For those who missed it--probably many--Case 39 is an evil child horror movie, in the tradition of The Bad Seed and The Omen. All you need to make this type of film is a cute, wide-eyed, innocent-looking child who, when properly lit and coached, can look like the spawn of Satan (literally so in the case of The Omen). In Case 39, the child, Lilith (played by Jodelle Ferland), is apparently abused by her parents, so much so that when the social worker, Emily (Renee Zellweger), shows up one night, the parents are busy stuffing young Lilith into the oven, taping the oven shut, and setting it to bake. This does seem like a terrible thing to do to somebody, especially one's child, so Emily gets the parents arrested and takes Lilith home with her. This is where the trouble begins.
As cute as Lilith is, it turns out that she can force people to have terrible hallucinations that drive them to kill themselves, and is just generally, well, a bad seed. Zellweger figures out that Lilith is some sort of demon that does need to be destroyed, perhaps not in an oven but maybe in a car...in a lake.
The movie is not a great horror film, though the good performances of Zellweger and Ferland boost it above the level of pure retread. What is most interesting is where it stands in Zellweger's career. Many are the actors who get their start doing horror films; a few advance beyond this level to become stars; and then some of these stars go back to doing horror films on the way down. This is Zellweger's fate. She started off appearing in Texas Chainsaw Massacre: The Next Generation (1994), got her big break opposite Tom Cruise in Jerry Maguire (1996), and went on to several strong starring vehicles such as Bridget Jones's Diary (2001). But by 2009, when Case 39 was released, she was not doing so well. It was the year she turned forty, good roles were hard to get, and so she appeared in Case 39. Her career has not yet recovered, though you never know what will happen next in Hollywood.

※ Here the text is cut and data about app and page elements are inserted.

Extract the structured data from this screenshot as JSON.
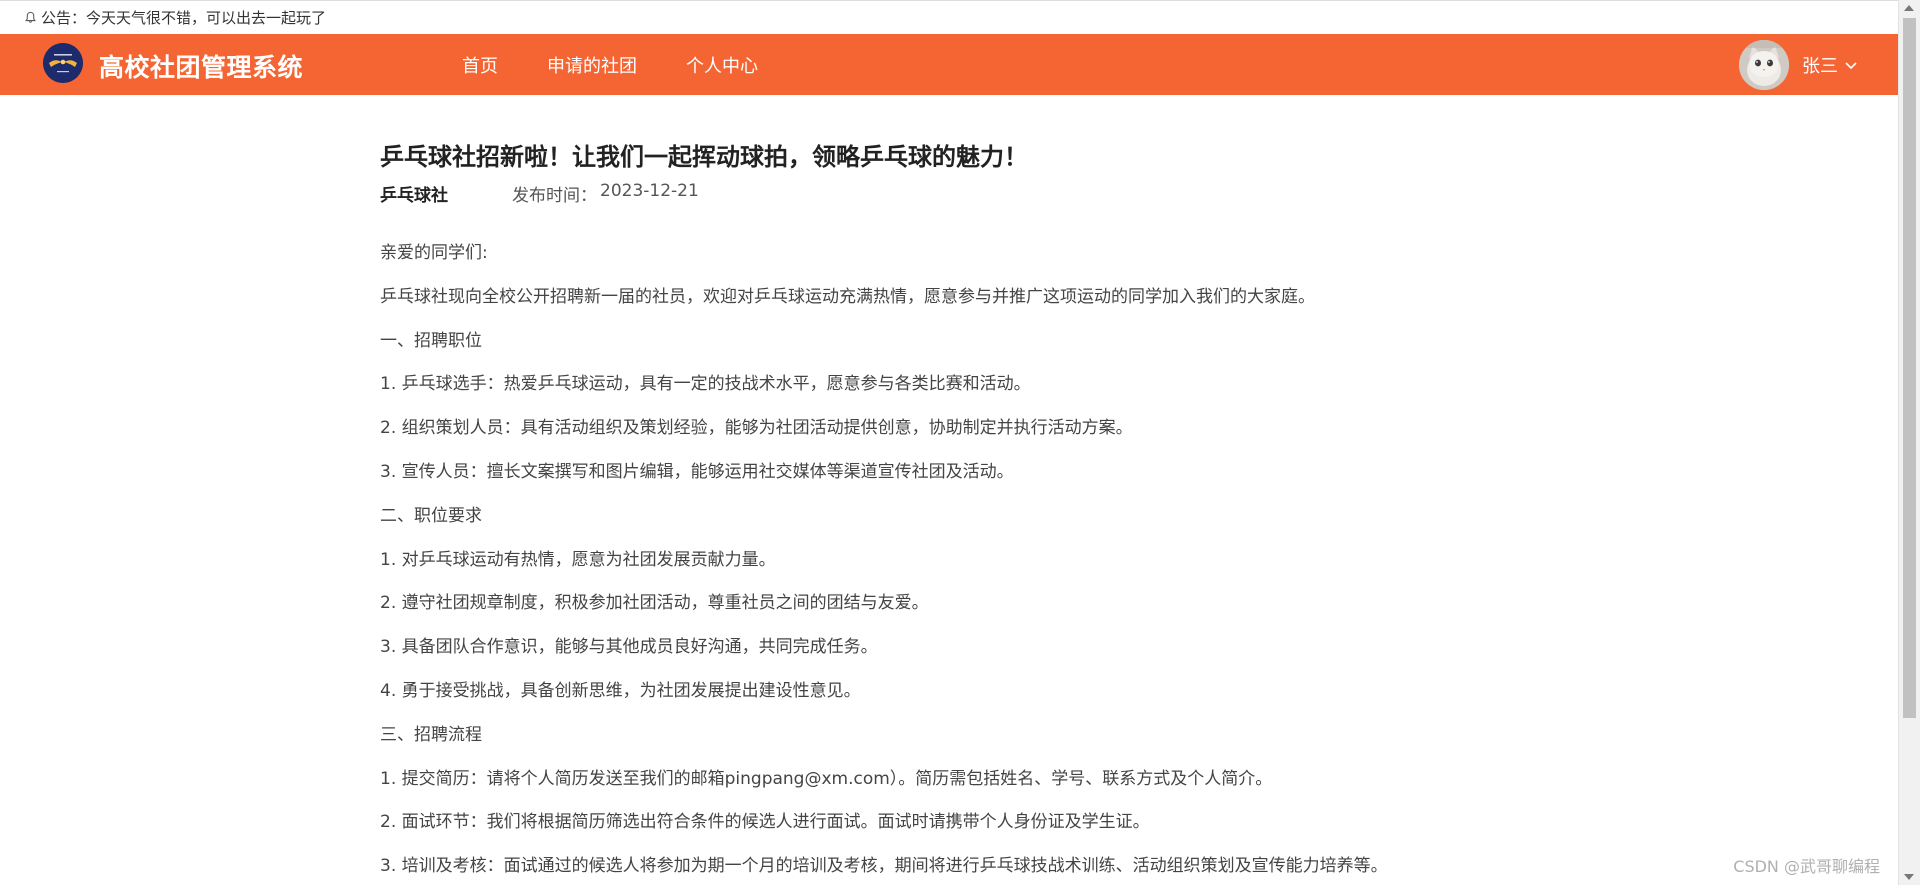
{
  "notice": {
    "icon": "bell-icon",
    "text": "公告：今天天气很不错，可以出去一起玩了"
  },
  "header": {
    "logo": "club-logo",
    "site_title": "高校社团管理系统",
    "nav": [
      {
        "label": "首页"
      },
      {
        "label": "申请的社团"
      },
      {
        "label": "个人中心"
      }
    ],
    "user": {
      "name": "张三",
      "avatar": "cat-avatar",
      "dropdown_icon": "chevron-down-icon"
    },
    "brand_color": "#f56533"
  },
  "article": {
    "title": "乒乓球社招新啦！让我们一起挥动球拍，领略乒乓球的魅力！",
    "club": "乒乓球社",
    "publish_label": "发布时间：",
    "publish_date": "2023-12-21",
    "lines": [
      "亲爱的同学们:",
      "乒乓球社现向全校公开招聘新一届的社员，欢迎对乒乓球运动充满热情，愿意参与并推广这项运动的同学加入我们的大家庭。",
      "一、招聘职位",
      "1. 乒乓球选手：热爱乒乓球运动，具有一定的技战术水平，愿意参与各类比赛和活动。",
      "2. 组织策划人员：具有活动组织及策划经验，能够为社团活动提供创意，协助制定并执行活动方案。",
      "3. 宣传人员：擅长文案撰写和图片编辑，能够运用社交媒体等渠道宣传社团及活动。",
      "二、职位要求",
      "1. 对乒乓球运动有热情，愿意为社团发展贡献力量。",
      "2. 遵守社团规章制度，积极参加社团活动，尊重社员之间的团结与友爱。",
      "3. 具备团队合作意识，能够与其他成员良好沟通，共同完成任务。",
      "4. 勇于接受挑战，具备创新思维，为社团发展提出建设性意见。",
      "三、招聘流程",
      "1. 提交简历：请将个人简历发送至我们的邮箱pingpang@xm.com）。简历需包括姓名、学号、联系方式及个人简介。",
      "2. 面试环节：我们将根据简历筛选出符合条件的候选人进行面试。面试时请携带个人身份证及学生证。",
      "3. 培训及考核：面试通过的候选人将参加为期一个月的培训及考核，期间将进行乒乓球技战术训练、活动组织策划及宣传能力培养等。"
    ]
  },
  "watermark": "CSDN @武哥聊编程"
}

Just to show the symmetry of this, Bradley Cooper, who supported Zellweger in Case 39 as her boyfriend, was moving in the opposite direction at that point. He had already made a horror movie, The Midnight Meat Train (2008), and now was appearing in another one--Case 39. That same year, The Hangover (2009) was released--which was Cooper's big break. Since then his star has been rising, all the way to an Oscar nomination for best actor in American Sniper (2014).
It appears that horror films can be helpful to an actor's career, especially in the beginning, but can spell trouble later on. Aging can also be a problem, especially for women: Zellweger is six years older than Cooper. At least horror film fans are loyal. When other options are gone, there's always horror.